Salvador Dali is considered to be one of the most influential modern artists. In addition to using pre-existing methods of applying paint to canvas, Dali also used some methods of his own creation. Dali was born in 1904 and died in 1989. He was regarded as a Surrealist, and painted over 1,700 works during his 60-year career. While Dali was often fond of putting out false information about his methods, there are a few known techniques that he used to create his art.
The piece “Forgotten Horizon,” painted in 1936, is an example of Dali’s unique approach to oil painting. In this work, he used wood paneling as his canvas and applied a white primer. After this, he painted the background of the ocean, sky and sand. After applying the background, the figures were added. He purposely added the shadowed detail to the left figure’s face to accentuate its dream-like presence. In the middle of the painting is a solemn figure walking towards a wrecked ship. This technique was used to portray the middle figure as being a crucial part of the environment, while the dancing figures on the left were painted to give the impression that it was simply a part of the viewer’s imagination.

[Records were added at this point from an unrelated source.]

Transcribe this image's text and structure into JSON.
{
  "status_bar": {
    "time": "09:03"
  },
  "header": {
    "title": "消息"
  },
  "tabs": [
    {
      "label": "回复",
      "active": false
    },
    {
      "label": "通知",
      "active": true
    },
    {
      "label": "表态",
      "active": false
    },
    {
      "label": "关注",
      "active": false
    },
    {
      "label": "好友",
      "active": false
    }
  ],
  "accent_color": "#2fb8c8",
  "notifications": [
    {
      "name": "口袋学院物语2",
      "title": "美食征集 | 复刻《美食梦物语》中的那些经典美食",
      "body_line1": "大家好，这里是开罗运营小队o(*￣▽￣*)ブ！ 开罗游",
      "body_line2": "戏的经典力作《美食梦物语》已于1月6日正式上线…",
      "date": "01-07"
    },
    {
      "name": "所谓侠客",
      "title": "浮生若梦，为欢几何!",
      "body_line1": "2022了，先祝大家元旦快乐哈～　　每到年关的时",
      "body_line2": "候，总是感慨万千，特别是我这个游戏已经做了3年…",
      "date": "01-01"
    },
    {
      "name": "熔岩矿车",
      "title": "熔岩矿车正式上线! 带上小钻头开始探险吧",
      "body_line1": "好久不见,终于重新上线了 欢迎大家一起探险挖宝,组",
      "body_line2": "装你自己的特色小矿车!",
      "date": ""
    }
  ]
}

Dali often used the tempera technique when painting. Tempera painting is done with various minerals, egg yolks and water. In his 1922 cover for the “Fires i Festes de La Santa Creu,” Dali approached tempera painting by combining it with pointillism. He would later refer to this work as a part of his individual Impressionist period. Not uncommon with Dali’s tempera paintings, this work was originally done on cardboard.

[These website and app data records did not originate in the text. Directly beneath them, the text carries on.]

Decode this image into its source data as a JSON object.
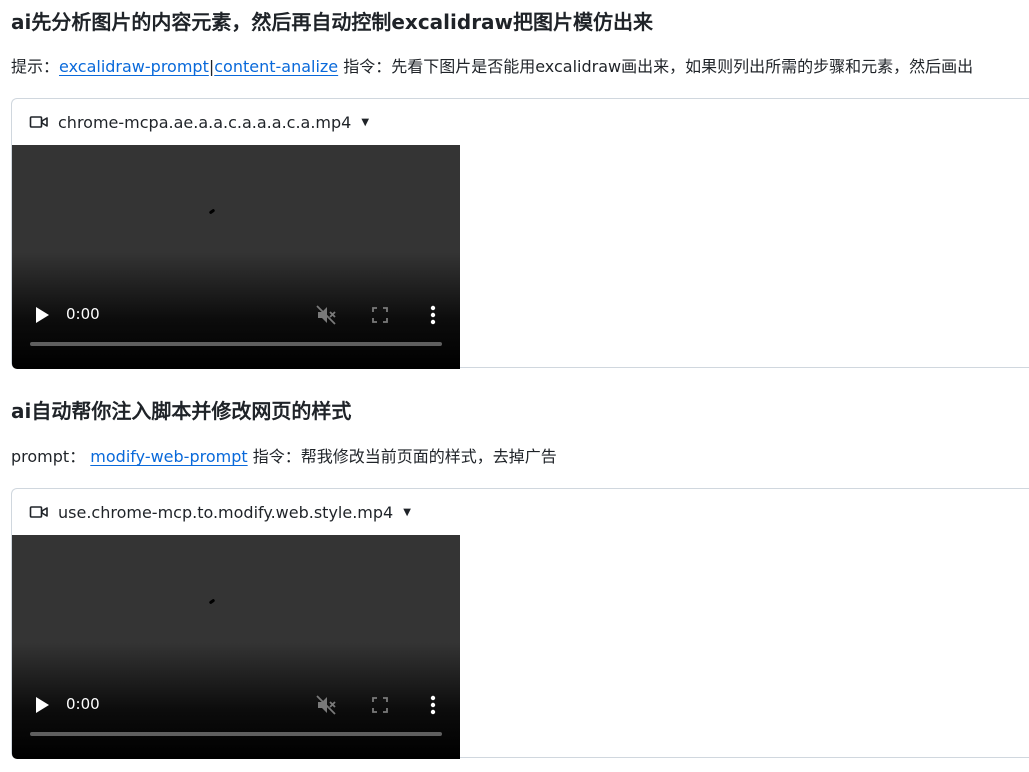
{
  "sections": [
    {
      "heading": "ai先分析图片的内容元素，然后再自动控制excalidraw把图片模仿出来",
      "prompt_label": "提示：",
      "links": [
        "excalidraw-prompt",
        "content-analize"
      ],
      "link_separator": "|",
      "instruction": " 指令：先看下图片是否能用excalidraw画出来，如果则列出所需的步骤和元素，然后画出",
      "video": {
        "file_name": "chrome-mcpa.ae.a.a.c.a.a.a.c.a.mp4",
        "time": "0:00",
        "progress": 0
      }
    },
    {
      "heading": "ai自动帮你注入脚本并修改网页的样式",
      "prompt_label": "prompt：",
      "links": [
        "modify-web-prompt"
      ],
      "instruction": " 指令：帮我修改当前页面的样式，去掉广告",
      "video": {
        "file_name": "use.chrome-mcp.to.modify.web.style.mp4",
        "time": "0:00",
        "progress": 0
      }
    }
  ],
  "icons": {
    "file_icon": "video-camera-icon",
    "file_menu": "caret-down-icon",
    "play": "play-icon",
    "mute": "muted-speaker-icon",
    "fullscreen": "fullscreen-icon",
    "more": "more-vertical-icon"
  },
  "colors": {
    "link": "#0969da",
    "text": "#1f2328",
    "border": "#d0d7de"
  }
}
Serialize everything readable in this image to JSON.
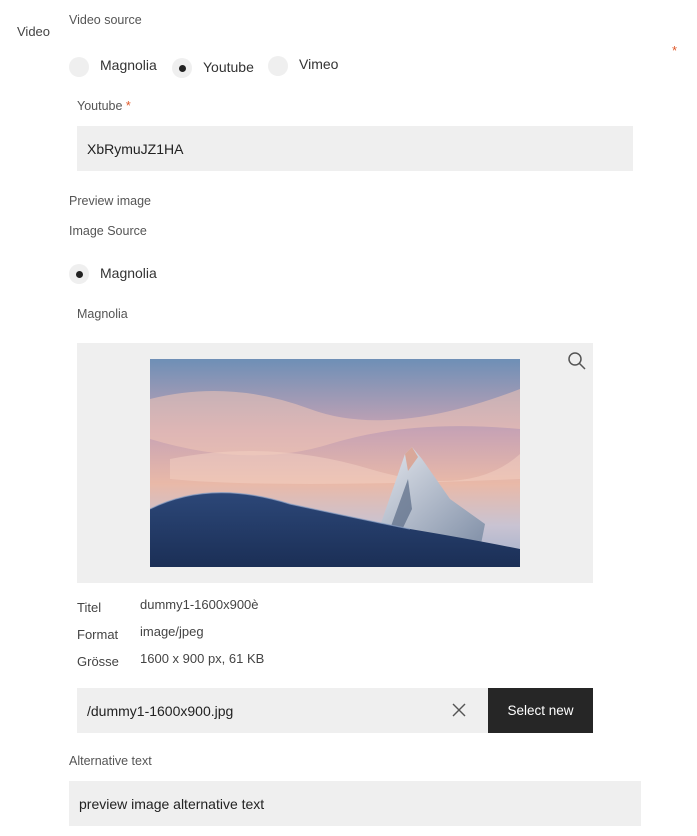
{
  "section": {
    "label": "Video"
  },
  "video_source": {
    "label": "Video source",
    "required_mark": "*",
    "options": [
      "Magnolia",
      "Youtube",
      "Vimeo"
    ],
    "selected": "Youtube"
  },
  "youtube": {
    "label": "Youtube",
    "required_mark": "*",
    "value": "XbRymuJZ1HA"
  },
  "preview_image": {
    "label": "Preview image",
    "image_source_label": "Image Source",
    "image_source_option": "Magnolia",
    "magnolia_label": "Magnolia"
  },
  "asset": {
    "meta": [
      {
        "key": "Titel",
        "value": "dummy1-1600x900è"
      },
      {
        "key": "Format",
        "value": "image/jpeg"
      },
      {
        "key": "Grösse",
        "value": "1600 x 900 px, 61 KB"
      }
    ],
    "path": "/dummy1-1600x900.jpg",
    "select_new_label": "Select new",
    "icons": {
      "zoom": "search-icon",
      "clear": "close-icon"
    }
  },
  "alt_text": {
    "label": "Alternative text",
    "value": "preview image alternative text"
  },
  "colors": {
    "required": "#e0592a",
    "button": "#262626",
    "field": "#efefef"
  }
}
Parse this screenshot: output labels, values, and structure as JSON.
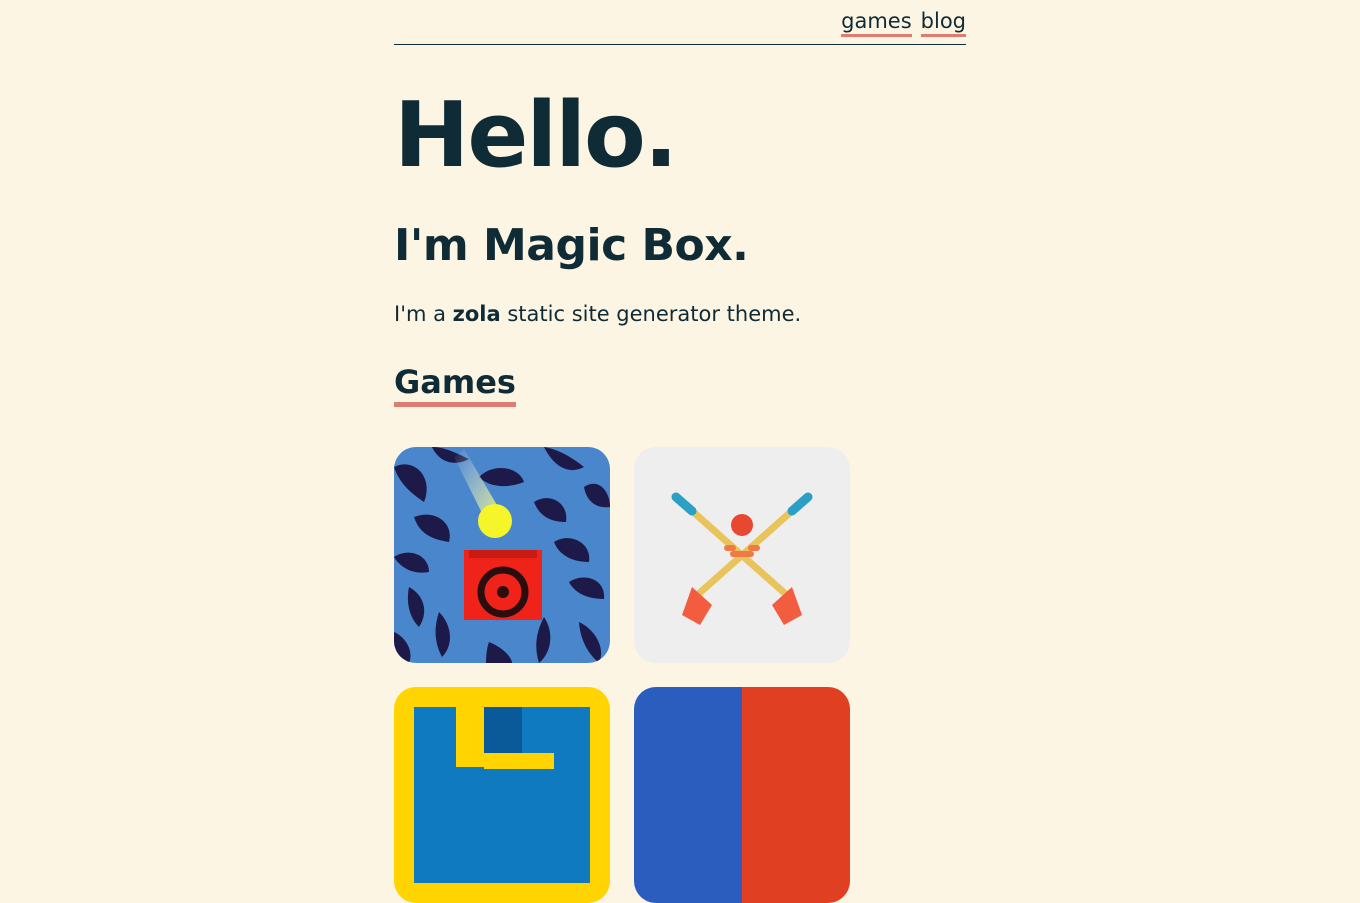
{
  "nav": {
    "links": [
      {
        "label": "games"
      },
      {
        "label": "blog"
      }
    ]
  },
  "hero": {
    "title": "Hello.",
    "subtitle": "I'm Magic Box.",
    "tagline_prefix": "I'm a ",
    "tagline_bold": "zola",
    "tagline_suffix": " static site generator theme."
  },
  "games_section": {
    "title": "Games"
  },
  "colors": {
    "background": "#fdf5e3",
    "text": "#0f2b36",
    "underline_accent": "#e07b6f"
  }
}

Besides the standard methods of painting canvases, Dali used several unique techniques to create his paintings. In some works, he used an explosive charge to literally blast paint onto a canvas. This technique would later be referred to as “tachiste plates.” Another popular technique used by Dali was to pelt a painting with cartridges containing lithographic ink. However, by far the most common technique that Dali used was “dessin automatique.” With this technique, Dali claimed that he was not aware of his painting but allowed his subconscious to create the work. This can be readily attributed to the dream-like quality often associated with his paintings and sculptures.